Install

Get the latest updates as we post them — right on your browser

. Last Updated: 07/27/2016

53 Crushed in Minsk Metro Stampede




MINSK, Belarus -- As Russian pop group Mango Mango played its closing number at a festival, the heavens opened over the Belarussian capital and lightning struck.


Within minutes, dozens of young people were dead and many more injured, crushed in an underpass to a metro station as they sought shelter from the storm Sunday evening.


Minsk Mayor Vladimir Yermoshin said Monday that 53 people died and about 150 were injured. He said 78 were hospitalized, with seven in critical condition and 32 in intensive care.


Most of the dead were teenage girls, some wearing high heels, who slipped on the wet steps into the underpass and were trampled to death or suffocated, Interior Minister Yury Sivakov said. Three policemen also were killed in the crush.


"About 300 people were lying here - one layer, another one," a policeman told a visibly shocked President Alexander Lukashenko during a televised visit to the scene. "We were carrying out the first layer of people and they were still alive. In the second one were the dead and injured."


At least 2,500 teenagers were crowded onto a lawn outside Minsk's Sports Palace - though some witnesses said the crowd was closer to 10,000.


Many were attracted by the colorful leaflets, posters and newspaper ads that had promised free glasses of beer, gym bags, television sets and other prizes to people who could collect the biggest number of Magna cigarette box tops and bring them to the Sports Palace.


The marathon party was organized by the Class Club Just Kraft company, a firm specializing in putting on shows. It started at noon Sunday and was supposed to go on for hours after the hot sun had set, with a rock concert on a grassy area outside the stadium.


As the concert got under way, teen-agers were dancing and drinking in front of the platform that had been built for the bands.


Then the rain started, and the hail, and hundreds of young people made a run for the nearby Nemiga metro station.


But somebody stumbled and fell on the rain-slickened cement of the underground passage - police said teen-age girls in high-heels were the first to fall - and others followed. The crowd kept surging in, running over those who had fallen.


"There was such a huge crowd. I was carried away by it when it rushed to the underpass,'' said Vitaly Milentyev, 19. "I was lucky.

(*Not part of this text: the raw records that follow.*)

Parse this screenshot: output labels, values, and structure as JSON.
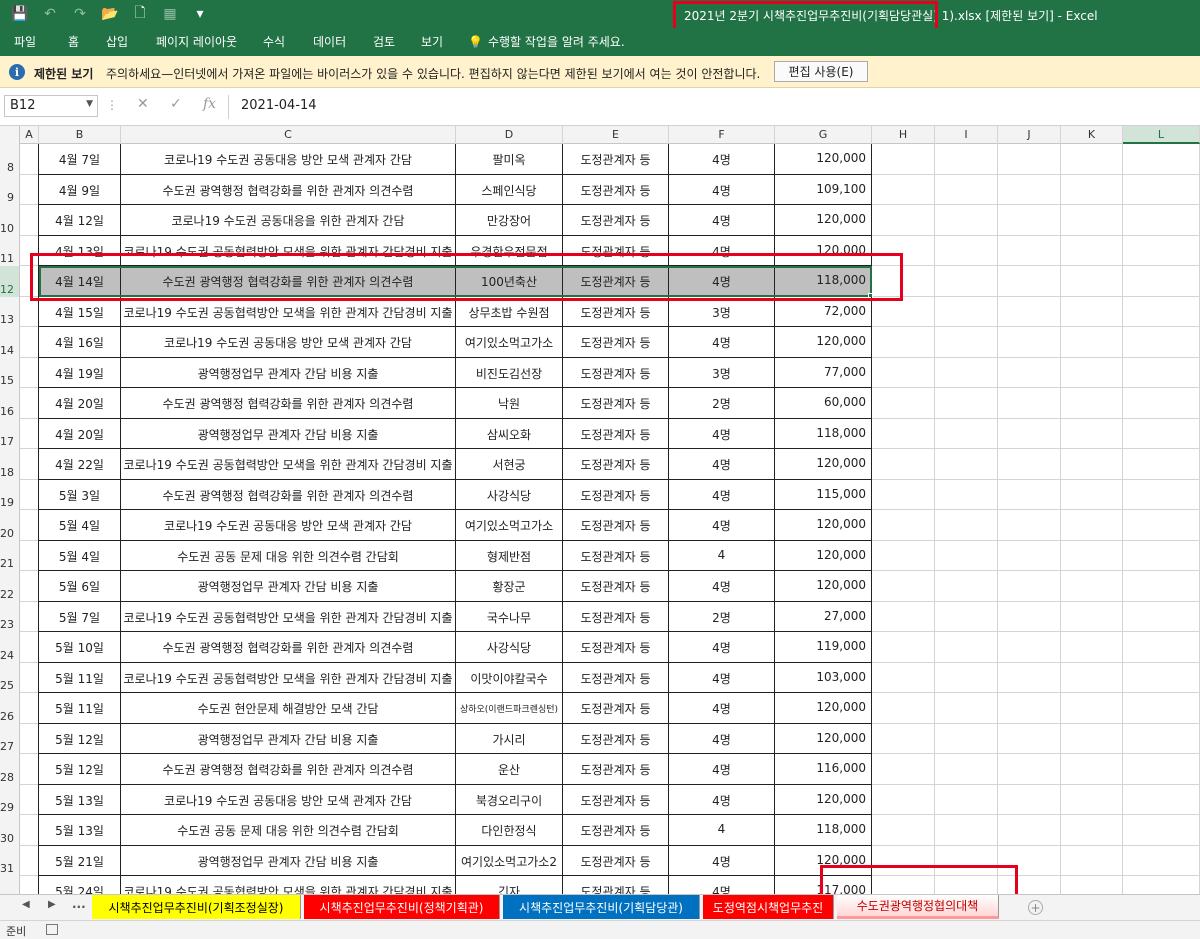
{
  "window": {
    "title": "2021년 2분기 시책추진업무추진비(기획담당관실)",
    "title_suffix": "1).xlsx  [제한된 보기]  - Excel"
  },
  "quick_access": [
    {
      "icon": "save-icon",
      "glyph": "💾"
    },
    {
      "icon": "undo-icon",
      "glyph": "↶"
    },
    {
      "icon": "redo-icon",
      "glyph": "↷"
    },
    {
      "icon": "open-folder-icon",
      "glyph": "📂"
    },
    {
      "icon": "new-file-icon",
      "glyph": "🗋"
    },
    {
      "icon": "form-icon",
      "glyph": "▦"
    },
    {
      "icon": "customize-icon",
      "glyph": "▾"
    }
  ],
  "ribbon": {
    "tabs": [
      "파일",
      "홈",
      "삽입",
      "페이지 레이아웃",
      "수식",
      "데이터",
      "검토",
      "보기"
    ],
    "tell_me": "수행할 작업을 알려 주세요."
  },
  "protected_view": {
    "label": "제한된 보기",
    "message": "주의하세요—인터넷에서 가져온 파일에는 바이러스가 있을 수 있습니다. 편집하지 않는다면 제한된 보기에서 여는 것이 안전합니다.",
    "button": "편집 사용(E)"
  },
  "formula_bar": {
    "name_box": "B12",
    "fx": "fx",
    "cancel": "✕",
    "enter": "✓",
    "value": "2021-04-14"
  },
  "columns": [
    "A",
    "B",
    "C",
    "D",
    "E",
    "F",
    "G",
    "H",
    "I",
    "J",
    "K",
    "L"
  ],
  "selected_column": "L",
  "selected_row": "12",
  "rows": [
    {
      "row": "8",
      "date": "4월 7일",
      "purpose": "코로나19 수도권 공동대응 방안 모색 관계자 간담",
      "place": "팔미옥",
      "target": "도정관계자 등",
      "people": "4명",
      "amount": "120,000"
    },
    {
      "row": "9",
      "date": "4월 9일",
      "purpose": "수도권 광역행정 협력강화를 위한 관계자 의견수렴",
      "place": "스페인식당",
      "target": "도정관계자 등",
      "people": "4명",
      "amount": "109,100"
    },
    {
      "row": "10",
      "date": "4월 12일",
      "purpose": "코로나19 수도권 공동대응을 위한 관계자 간담",
      "place": "만강장어",
      "target": "도정관계자 등",
      "people": "4명",
      "amount": "120,000"
    },
    {
      "row": "11",
      "date": "4월 13일",
      "purpose": "코로나19 수도권 공동협력방안 모색을 위한 관계자 간담경비 지출",
      "place": "우경한우전문점",
      "target": "도정관계자 등",
      "people": "4명",
      "amount": "120,000"
    },
    {
      "row": "12",
      "date": "4월 14일",
      "purpose": "수도권 광역행정 협력강화를 위한 관계자 의견수렴",
      "place": "100년축산",
      "target": "도정관계자 등",
      "people": "4명",
      "amount": "118,000"
    },
    {
      "row": "13",
      "date": "4월 15일",
      "purpose": "코로나19 수도권 공동협력방안 모색을 위한 관계자 간담경비 지출",
      "place": "상무초밥 수원점",
      "target": "도정관계자 등",
      "people": "3명",
      "amount": "72,000"
    },
    {
      "row": "14",
      "date": "4월 16일",
      "purpose": "코로나19 수도권 공동대응 방안 모색 관계자 간담",
      "place": "여기있소먹고가소",
      "target": "도정관계자 등",
      "people": "4명",
      "amount": "120,000"
    },
    {
      "row": "15",
      "date": "4월 19일",
      "purpose": "광역행정업무 관계자 간담 비용 지출",
      "place": "비진도김선장",
      "target": "도정관계자 등",
      "people": "3명",
      "amount": "77,000"
    },
    {
      "row": "16",
      "date": "4월 20일",
      "purpose": "수도권 광역행정 협력강화를 위한 관계자 의견수렴",
      "place": "낙원",
      "target": "도정관계자 등",
      "people": "2명",
      "amount": "60,000"
    },
    {
      "row": "17",
      "date": "4월 20일",
      "purpose": "광역행정업무 관계자 간담 비용 지출",
      "place": "삼씨오화",
      "target": "도정관계자 등",
      "people": "4명",
      "amount": "118,000"
    },
    {
      "row": "18",
      "date": "4월 22일",
      "purpose": "코로나19 수도권 공동협력방안 모색을 위한 관계자 간담경비 지출",
      "place": "서현궁",
      "target": "도정관계자 등",
      "people": "4명",
      "amount": "120,000"
    },
    {
      "row": "19",
      "date": "5월 3일",
      "purpose": "수도권 광역행정 협력강화를 위한 관계자 의견수렴",
      "place": "사강식당",
      "target": "도정관계자 등",
      "people": "4명",
      "amount": "115,000"
    },
    {
      "row": "20",
      "date": "5월 4일",
      "purpose": "코로나19 수도권 공동대응 방안 모색 관계자 간담",
      "place": "여기있소먹고가소",
      "target": "도정관계자 등",
      "people": "4명",
      "amount": "120,000"
    },
    {
      "row": "21",
      "date": "5월 4일",
      "purpose": "수도권 공동 문제 대응 위한 의견수렴 간담회",
      "place": "형제반점",
      "target": "도정관계자 등",
      "people": "4",
      "amount": "120,000"
    },
    {
      "row": "22",
      "date": "5월 6일",
      "purpose": "광역행정업무 관계자 간담 비용 지출",
      "place": "황장군",
      "target": "도정관계자 등",
      "people": "4명",
      "amount": "120,000"
    },
    {
      "row": "23",
      "date": "5월 7일",
      "purpose": "코로나19 수도권 공동협력방안 모색을 위한 관계자 간담경비 지출",
      "place": "국수나무",
      "target": "도정관계자 등",
      "people": "2명",
      "amount": "27,000"
    },
    {
      "row": "24",
      "date": "5월 10일",
      "purpose": "수도권 광역행정 협력강화를 위한 관계자 의견수렴",
      "place": "사강식당",
      "target": "도정관계자 등",
      "people": "4명",
      "amount": "119,000"
    },
    {
      "row": "25",
      "date": "5월 11일",
      "purpose": "코로나19 수도권 공동협력방안 모색을 위한 관계자 간담경비 지출",
      "place": "이맛이야칼국수",
      "target": "도정관계자 등",
      "people": "4명",
      "amount": "103,000"
    },
    {
      "row": "26",
      "date": "5월 11일",
      "purpose": "수도권 현안문제 해결방안 모색 간담",
      "place": "상하오(이랜드파크렌싱턴)",
      "target": "도정관계자 등",
      "people": "4명",
      "amount": "120,000",
      "small_place": true
    },
    {
      "row": "27",
      "date": "5월 12일",
      "purpose": "광역행정업무 관계자 간담 비용 지출",
      "place": "가시리",
      "target": "도정관계자 등",
      "people": "4명",
      "amount": "120,000"
    },
    {
      "row": "28",
      "date": "5월 12일",
      "purpose": "수도권 광역행정 협력강화를 위한 관계자 의견수렴",
      "place": "운산",
      "target": "도정관계자 등",
      "people": "4명",
      "amount": "116,000"
    },
    {
      "row": "29",
      "date": "5월 13일",
      "purpose": "코로나19 수도권 공동대응 방안 모색 관계자 간담",
      "place": "북경오리구이",
      "target": "도정관계자 등",
      "people": "4명",
      "amount": "120,000"
    },
    {
      "row": "30",
      "date": "5월 13일",
      "purpose": "수도권 공동 문제 대응 위한 의견수렴 간담회",
      "place": "다인한정식",
      "target": "도정관계자 등",
      "people": "4",
      "amount": "118,000"
    },
    {
      "row": "31",
      "date": "5월 21일",
      "purpose": "광역행정업무 관계자 간담 비용 지출",
      "place": "여기있소먹고가소2",
      "target": "도정관계자 등",
      "people": "4명",
      "amount": "120,000"
    },
    {
      "row": "32",
      "date": "5월 24일",
      "purpose": "코로나19 수도권 공동협력방안 모색을 위한 관계자 간담경비 지출",
      "place": "긴자",
      "target": "도정관계자 등",
      "people": "4명",
      "amount": "117,000"
    }
  ],
  "sheet_tabs": [
    {
      "label": "시책추진업무추진비(기획조정실장)",
      "bg": "#ffff00",
      "fg": "#000000"
    },
    {
      "label": "시책추진업무추진비(정책기획관)",
      "bg": "#ff0000",
      "fg": "#ffffff"
    },
    {
      "label": "시책추진업무추진비(기획담당관)",
      "bg": "#0070c0",
      "fg": "#ffffff"
    },
    {
      "label": "도정역점시책업무추진",
      "bg": "#ff0000",
      "fg": "#ffffff"
    },
    {
      "label": "수도권광역행정협의대책",
      "bg": "#ffffff",
      "fg": "#c00000",
      "active": true
    }
  ],
  "sheet_nav": {
    "prev": "◀",
    "next": "▶",
    "more": "..."
  },
  "status": {
    "ready": "준비"
  },
  "colors": {
    "excel_green": "#217346",
    "protected_bar": "#fff2cc",
    "highlight": "#e6001c",
    "selected_row": "#bfbfbf"
  }
}
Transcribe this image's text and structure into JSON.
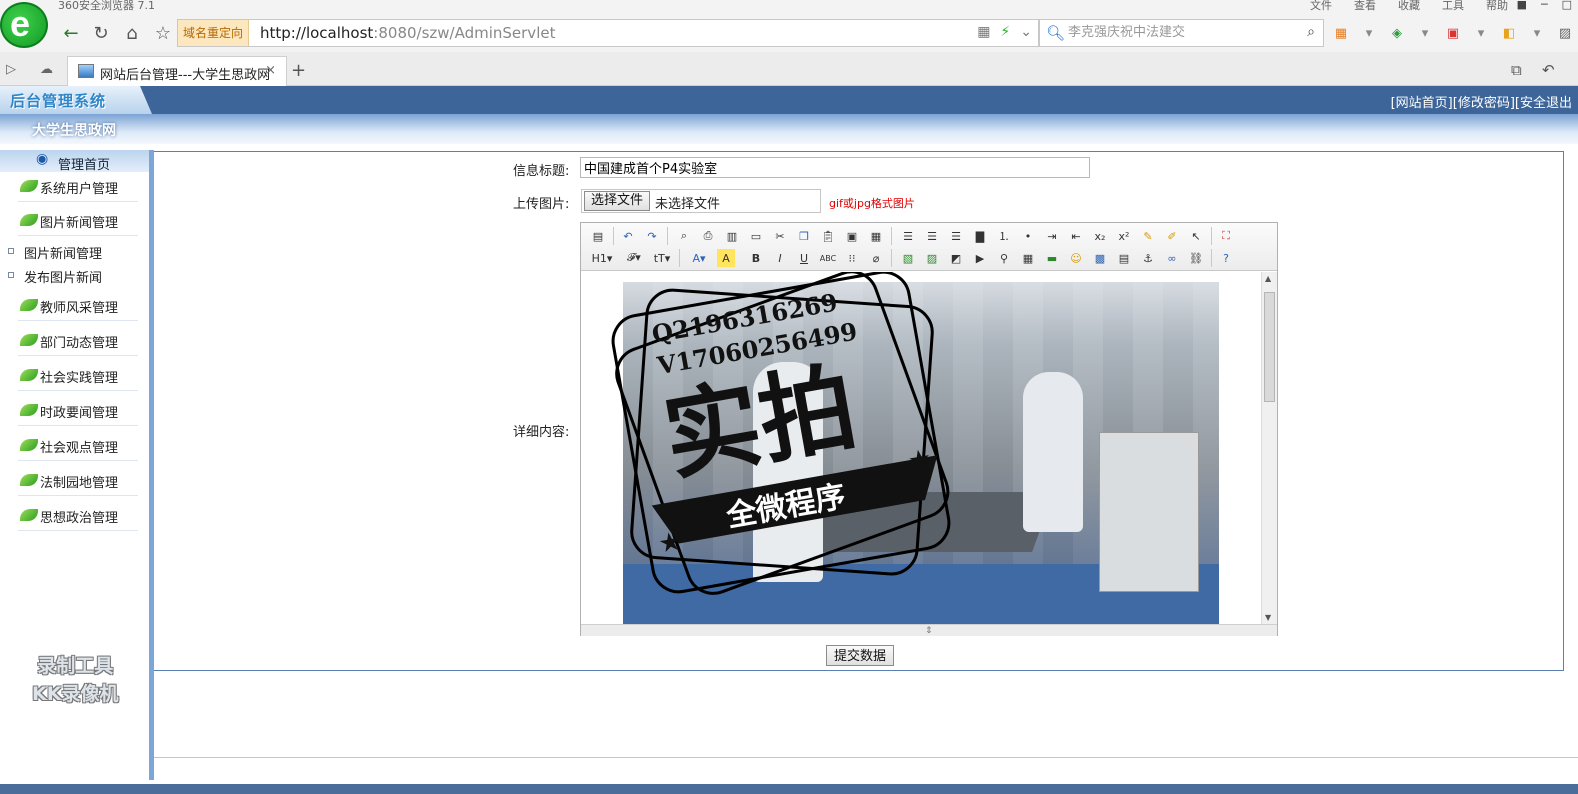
{
  "browser": {
    "window_title": "360安全浏览器 7.1",
    "menus": [
      "文件",
      "查看",
      "收藏",
      "工具",
      "帮助"
    ],
    "redirect_tag": "域名重定向",
    "url_host": "http://localhost",
    "url_rest": ":8080/szw/AdminServlet",
    "search_placeholder": "李克强庆祝中法建交",
    "tab_title": "网站后台管理---大学生思政网"
  },
  "header": {
    "logo": "后台管理系统",
    "links": [
      "[网站首页]",
      "[修改密码]",
      "[安全退出"
    ],
    "site_name": "大学生思政网"
  },
  "sidebar": {
    "home": "管理首页",
    "items": [
      {
        "label": "系统用户管理"
      },
      {
        "label": "图片新闻管理"
      },
      {
        "label": "教师风采管理"
      },
      {
        "label": "部门动态管理"
      },
      {
        "label": "社会实践管理"
      },
      {
        "label": "时政要闻管理"
      },
      {
        "label": "社会观点管理"
      },
      {
        "label": "法制园地管理"
      },
      {
        "label": "思想政治管理"
      }
    ],
    "subitems": [
      "图片新闻管理",
      "发布图片新闻"
    ]
  },
  "form": {
    "title_label": "信息标题:",
    "title_value": "中国建成首个P4实验室",
    "upload_label": "上传图片:",
    "choose_file": "选择文件",
    "no_file": "未选择文件",
    "file_hint": "gif或jpg格式图片",
    "content_label": "详细内容:",
    "submit": "提交数据"
  },
  "stamp": {
    "qq": "Q2196316269",
    "vx": "V17060256499",
    "big": "实拍",
    "banner": "全微程序"
  },
  "watermark": {
    "line1": "录制工具",
    "line2": "KK录像机"
  }
}
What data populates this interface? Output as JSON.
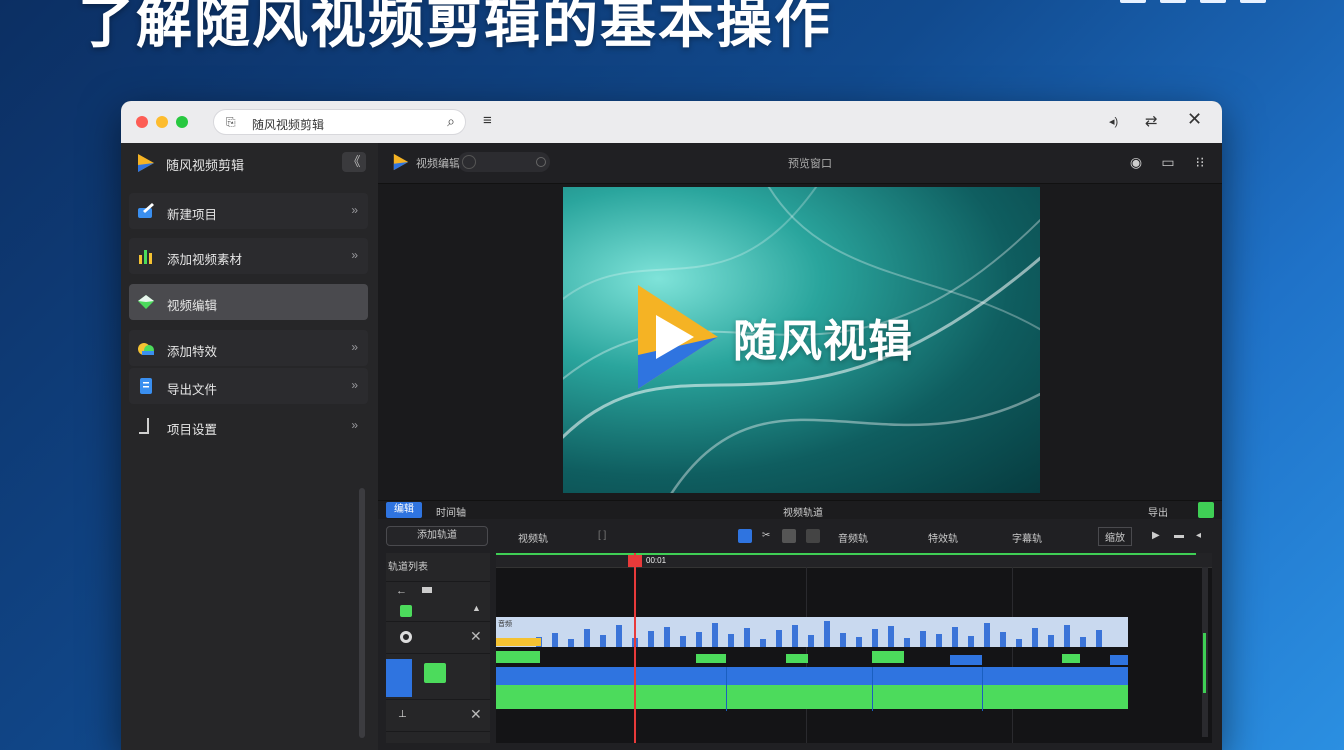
{
  "headline": "了解随风视频剪辑的基本操作",
  "browser": {
    "url": "随风视频剪辑"
  },
  "sidebar": {
    "title": "随风视频剪辑",
    "items": [
      {
        "label": "新建项目",
        "icon": "edit-icon"
      },
      {
        "label": "添加视频素材",
        "icon": "bar-chart-icon"
      },
      {
        "label": "视频编辑",
        "icon": "diamond-icon"
      },
      {
        "label": "添加特效",
        "icon": "cloud-icon"
      },
      {
        "label": "导出文件",
        "icon": "document-icon"
      },
      {
        "label": "项目设置",
        "icon": "ruler-icon"
      }
    ]
  },
  "main": {
    "header_label": "视频编辑",
    "header_center": "预览窗口"
  },
  "preview": {
    "brand_text": "随风视辑"
  },
  "timeline": {
    "tab_active": "编辑",
    "tab2": "时间轴",
    "center": "视频轨道",
    "right": "导出",
    "toolbar": {
      "button": "添加轨道",
      "label1": "视频轨",
      "label2": "音频轨",
      "label3": "特效轨",
      "label4": "字幕轨",
      "label5": "缩放"
    },
    "track_title": "轨道列表",
    "playhead_label": "00:01",
    "audio_label": "音频"
  },
  "colors": {
    "accent_blue": "#2f74e0",
    "accent_green": "#4cdb5c",
    "playhead": "#e83a3a"
  }
}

I managed to get out of the crowd literally by going between the legs of other people.''


Belarussian television showed distraught relatives at a hospital shouting names of loved ones to a policeman. Others anxiously scanned pictures of the dead pinned up at a local morgue.


Mourners poured into the underground passage Monday, laying carnations, forget-me-nots and lilacs along the steps and concrete floor where the teen-agers had died. Television and radio stations broadcast only news and classical music.


Lukashenko declared two days of national mourning. The first funerals will be held on Tuesday.


"It's a frightening tragedy," Lukashenko said. "For Belarus it is something unreal. It is a great regret mainly girls died."


"In this situation doing anything to avert the tragedy was practically impossible," Sivakov said. He said many in the crowd were drunk and few were carrying identification documents. Officials said they believed many were from outlying towns.


Lukashenko, who ordered a special commission under Prime Minister Sergei Ling to visit the scene and hospitals where victims were being treated, said the tragedy was unavoidable.


"They did everything they could - the police boys who tried to stop the flow died," he said, requesting the tragedy not be made into a political issue. "Usually it [an accident] can be explained by something, here it is impossible to explain."


But one of the opposition groups that frequently protests against what they say are human and civil rights violations by Lukashenko's government was quick to criticize the authorities.


"How could city authorities that use battalions of police to disperse democratic rallies allow this stampede at Nemiga [metro station]?" the Belarus Youth Front said in a statement.


A city spokesman said 100 million rubles ($400 at the official exchange rate) would be given to each of the families of the dead and 30 million rubles to those of the injured. Coffins would be provided free. Witnesses who arrived at the scene soon after the disaster said police acted fast to send survivors to hospitals and piled dead bodies in buses. Pictures showed some stacked in a truck.


Within two hours, the underground passage was emptied and washed clean, with no traces of the stampede remaining.